Background: This study investigates the role of IQ, autistic traits and challenging behaviours in affecting adult outcomes among adolescents who receive special educational assistance.
Methods: A total of 58 participants were recruited from an ongoing longitudinal study. All received assessments of IQ, behavioural patterns (using the Childhood Behaviour Checklist - CBCL) and autistic traits (using the Social Communication Questionnaire - SCQ) during adolescence and were followed up 6 years later (at a mean age of 22 years) using the World Health Organization Disability Assessment Schedule II (WHO-DAS II) to assess functional outcome.

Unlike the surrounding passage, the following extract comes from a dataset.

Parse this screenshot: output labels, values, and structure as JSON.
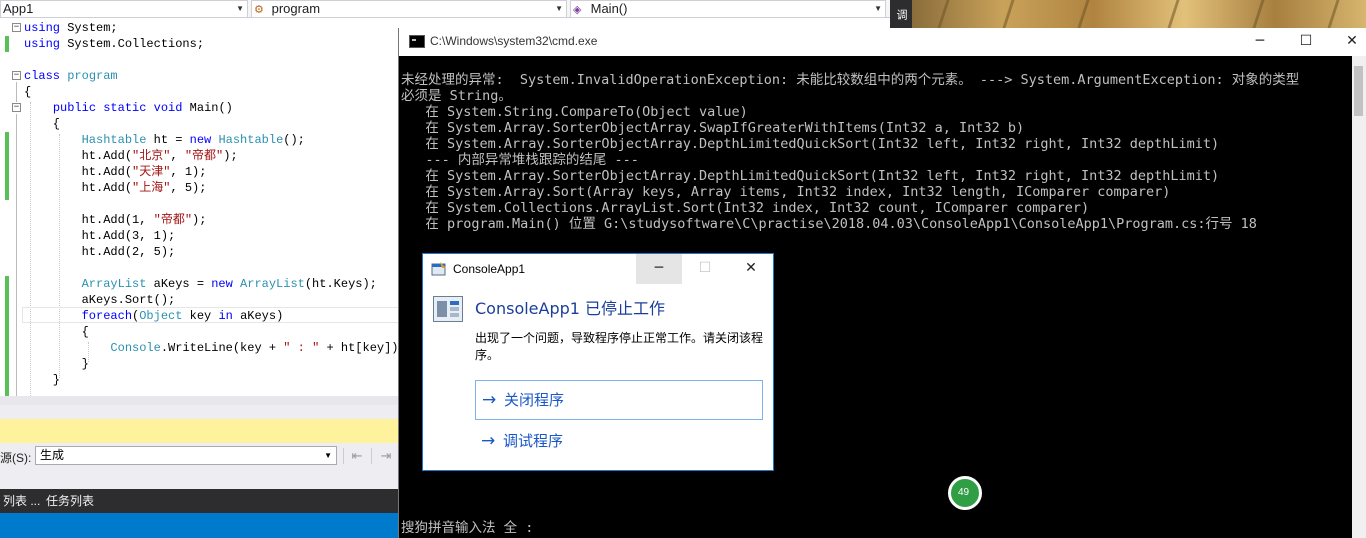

Results: A significant positive relationship was found between CBCL score and WHO-DAS II score (β = 0.511, P = 0.001). IQ score showed a negative relationship with total WHO-DAS II score (β = -0.247, P = 0.04). SCQ score was not found to significantly influence total WHO-DAS II score (β = -0.028, P = 0.84).

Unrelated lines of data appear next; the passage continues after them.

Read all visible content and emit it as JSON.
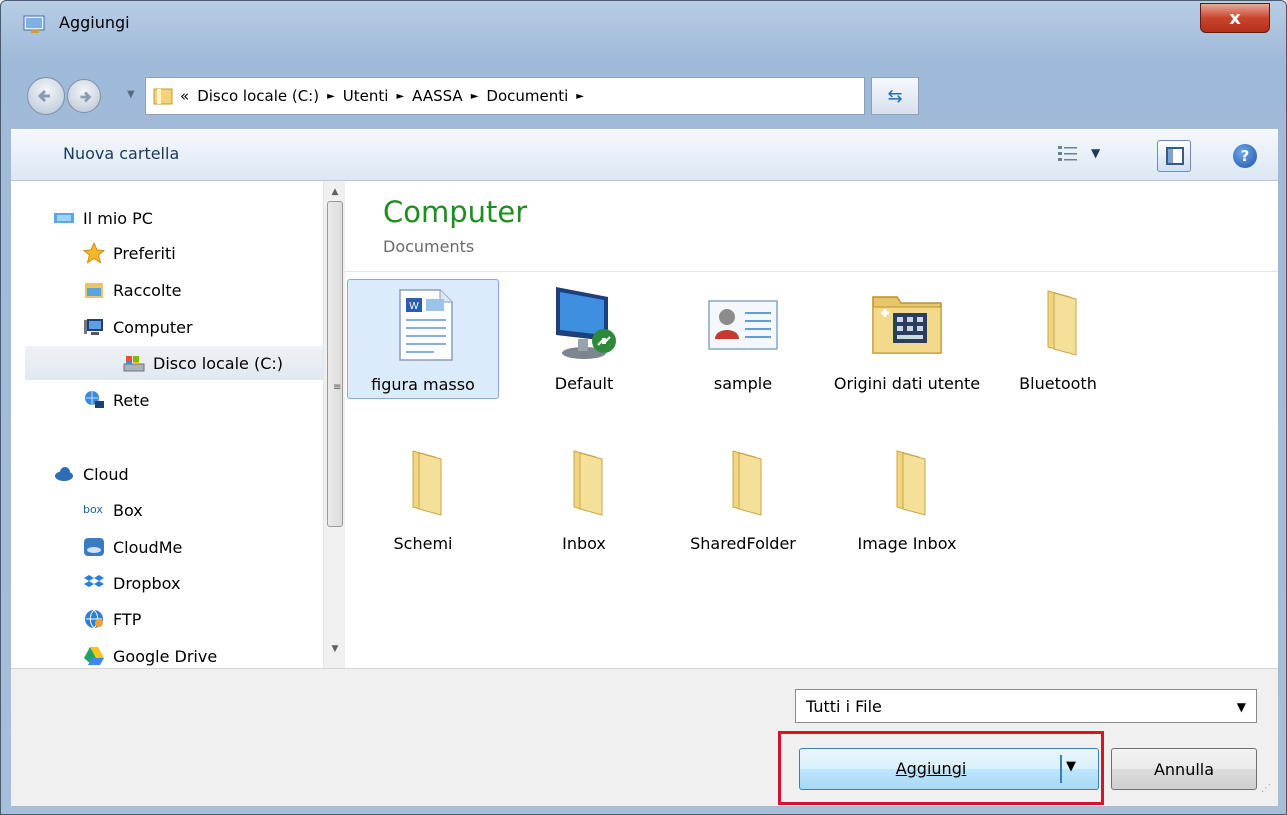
{
  "window": {
    "title": "Aggiungi",
    "close_label": "x"
  },
  "address": {
    "prefix": "«",
    "crumbs": [
      "Disco locale (C:)",
      "Utenti",
      "AASSA",
      "Documenti"
    ],
    "sep": "►"
  },
  "toolbar": {
    "new_folder": "Nuova cartella"
  },
  "nav": {
    "items": [
      {
        "label": "Il mio PC",
        "icon": "pc-icon"
      },
      {
        "label": "Preferiti",
        "icon": "star-icon"
      },
      {
        "label": "Raccolte",
        "icon": "library-icon"
      },
      {
        "label": "Computer",
        "icon": "computer-icon"
      },
      {
        "label": "Disco locale (C:)",
        "icon": "drive-icon"
      },
      {
        "label": "Rete",
        "icon": "network-icon"
      },
      {
        "label": "Cloud",
        "icon": "cloud-icon"
      },
      {
        "label": "Box",
        "icon": "box-icon",
        "icon_text": "box"
      },
      {
        "label": "CloudMe",
        "icon": "cloudme-icon"
      },
      {
        "label": "Dropbox",
        "icon": "dropbox-icon"
      },
      {
        "label": "FTP",
        "icon": "ftp-icon"
      },
      {
        "label": "Google Drive",
        "icon": "google-drive-icon"
      }
    ],
    "selected": "Disco locale (C:)"
  },
  "content": {
    "title": "Computer",
    "subtitle": "Documents",
    "items": [
      {
        "label": "figura masso",
        "icon": "word-document-icon",
        "selected": true
      },
      {
        "label": "Default",
        "icon": "remote-desktop-icon"
      },
      {
        "label": "sample",
        "icon": "contact-card-icon"
      },
      {
        "label": "Origini dati utente",
        "icon": "data-source-folder-icon"
      },
      {
        "label": "Bluetooth",
        "icon": "folder-icon"
      },
      {
        "label": "Schemi",
        "icon": "folder-icon"
      },
      {
        "label": "Inbox",
        "icon": "folder-icon"
      },
      {
        "label": "SharedFolder",
        "icon": "folder-icon"
      },
      {
        "label": "Image Inbox",
        "icon": "folder-icon"
      }
    ]
  },
  "footer": {
    "file_type": "Tutti i File",
    "add_label": "Aggiungi",
    "cancel_label": "Annulla"
  },
  "colors": {
    "accent": "#1e8e1e",
    "highlight": "#d4142a",
    "selection": "#dcebfc"
  }
}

Conclusions: Although the role of global intellectual ability is important, these results stress the highly predictive value of adolescent behaviours on functional outcomes in adult life among young adults receiving special educational assistance.

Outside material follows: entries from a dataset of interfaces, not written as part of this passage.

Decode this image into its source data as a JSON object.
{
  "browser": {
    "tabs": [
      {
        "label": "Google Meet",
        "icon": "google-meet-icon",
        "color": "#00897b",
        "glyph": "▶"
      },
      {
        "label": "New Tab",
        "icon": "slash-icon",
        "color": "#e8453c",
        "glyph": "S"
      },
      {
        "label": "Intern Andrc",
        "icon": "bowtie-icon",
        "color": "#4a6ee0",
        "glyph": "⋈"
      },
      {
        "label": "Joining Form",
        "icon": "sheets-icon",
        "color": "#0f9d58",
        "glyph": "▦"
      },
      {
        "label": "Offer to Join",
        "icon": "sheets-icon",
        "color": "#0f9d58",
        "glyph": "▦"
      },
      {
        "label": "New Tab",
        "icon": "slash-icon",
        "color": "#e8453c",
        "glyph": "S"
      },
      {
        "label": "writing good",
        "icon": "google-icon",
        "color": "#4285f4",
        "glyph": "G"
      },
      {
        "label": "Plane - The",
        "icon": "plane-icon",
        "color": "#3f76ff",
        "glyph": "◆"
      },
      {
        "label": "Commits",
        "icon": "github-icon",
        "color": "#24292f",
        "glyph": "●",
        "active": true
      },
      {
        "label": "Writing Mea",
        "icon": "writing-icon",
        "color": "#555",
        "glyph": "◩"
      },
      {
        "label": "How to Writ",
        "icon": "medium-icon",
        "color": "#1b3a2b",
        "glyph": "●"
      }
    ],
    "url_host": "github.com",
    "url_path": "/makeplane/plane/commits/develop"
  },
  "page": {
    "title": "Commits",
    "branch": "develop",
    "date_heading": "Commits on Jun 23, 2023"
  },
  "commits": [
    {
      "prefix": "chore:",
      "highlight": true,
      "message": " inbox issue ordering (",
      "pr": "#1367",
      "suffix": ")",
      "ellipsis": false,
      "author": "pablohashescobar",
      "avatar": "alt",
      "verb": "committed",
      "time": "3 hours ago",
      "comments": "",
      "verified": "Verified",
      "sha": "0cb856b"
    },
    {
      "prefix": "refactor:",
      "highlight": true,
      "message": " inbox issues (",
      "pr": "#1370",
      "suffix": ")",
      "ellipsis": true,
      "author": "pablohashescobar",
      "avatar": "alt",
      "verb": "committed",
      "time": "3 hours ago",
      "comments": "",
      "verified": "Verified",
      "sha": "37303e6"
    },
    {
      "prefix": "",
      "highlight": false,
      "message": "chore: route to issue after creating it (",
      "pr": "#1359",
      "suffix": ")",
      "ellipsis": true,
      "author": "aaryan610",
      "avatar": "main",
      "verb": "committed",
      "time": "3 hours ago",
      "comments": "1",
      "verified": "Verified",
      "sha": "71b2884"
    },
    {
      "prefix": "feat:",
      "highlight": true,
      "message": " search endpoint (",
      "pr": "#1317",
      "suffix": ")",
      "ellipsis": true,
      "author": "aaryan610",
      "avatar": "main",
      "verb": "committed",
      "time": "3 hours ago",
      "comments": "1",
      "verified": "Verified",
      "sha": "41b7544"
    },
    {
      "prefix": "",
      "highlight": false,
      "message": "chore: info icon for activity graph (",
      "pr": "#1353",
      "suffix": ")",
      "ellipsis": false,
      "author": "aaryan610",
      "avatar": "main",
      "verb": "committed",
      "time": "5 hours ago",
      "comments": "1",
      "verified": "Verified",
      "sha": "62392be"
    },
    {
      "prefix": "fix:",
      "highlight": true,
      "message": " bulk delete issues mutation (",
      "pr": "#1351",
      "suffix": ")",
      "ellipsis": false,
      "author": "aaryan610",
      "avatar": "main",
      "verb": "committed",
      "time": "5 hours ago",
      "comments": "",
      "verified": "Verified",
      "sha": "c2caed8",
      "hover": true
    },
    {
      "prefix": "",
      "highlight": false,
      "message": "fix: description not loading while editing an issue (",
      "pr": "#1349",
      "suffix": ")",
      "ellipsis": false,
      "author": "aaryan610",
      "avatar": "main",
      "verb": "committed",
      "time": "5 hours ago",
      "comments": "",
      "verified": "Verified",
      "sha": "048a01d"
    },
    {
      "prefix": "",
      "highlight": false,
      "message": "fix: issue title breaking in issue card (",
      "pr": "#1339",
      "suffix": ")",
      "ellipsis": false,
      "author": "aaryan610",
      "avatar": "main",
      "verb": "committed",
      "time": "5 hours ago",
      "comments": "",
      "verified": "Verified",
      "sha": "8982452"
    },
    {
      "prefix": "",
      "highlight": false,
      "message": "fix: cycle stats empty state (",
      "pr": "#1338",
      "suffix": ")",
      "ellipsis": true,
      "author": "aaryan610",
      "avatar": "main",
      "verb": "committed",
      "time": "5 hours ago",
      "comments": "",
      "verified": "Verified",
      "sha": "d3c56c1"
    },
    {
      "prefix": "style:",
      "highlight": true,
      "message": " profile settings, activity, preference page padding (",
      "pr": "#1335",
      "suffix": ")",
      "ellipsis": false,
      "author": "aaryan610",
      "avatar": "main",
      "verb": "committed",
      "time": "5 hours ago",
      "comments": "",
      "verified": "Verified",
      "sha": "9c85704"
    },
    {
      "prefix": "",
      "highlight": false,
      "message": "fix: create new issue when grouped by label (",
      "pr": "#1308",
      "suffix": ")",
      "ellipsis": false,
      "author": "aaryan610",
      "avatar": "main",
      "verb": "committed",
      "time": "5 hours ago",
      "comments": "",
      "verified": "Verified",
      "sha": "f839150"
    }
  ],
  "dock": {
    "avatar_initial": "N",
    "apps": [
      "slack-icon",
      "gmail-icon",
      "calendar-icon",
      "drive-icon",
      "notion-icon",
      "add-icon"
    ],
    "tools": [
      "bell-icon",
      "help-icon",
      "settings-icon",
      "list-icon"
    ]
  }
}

Keywords: autism; behavioural measurement methods; behavioural phenotypes; cognitive behaviour; intellectual disability; learning disability.
© 2012 The Authors. Journal of Intellectual Disability Research © 2012 John Wiley & Sons Ltd, MENCAP & IASSID.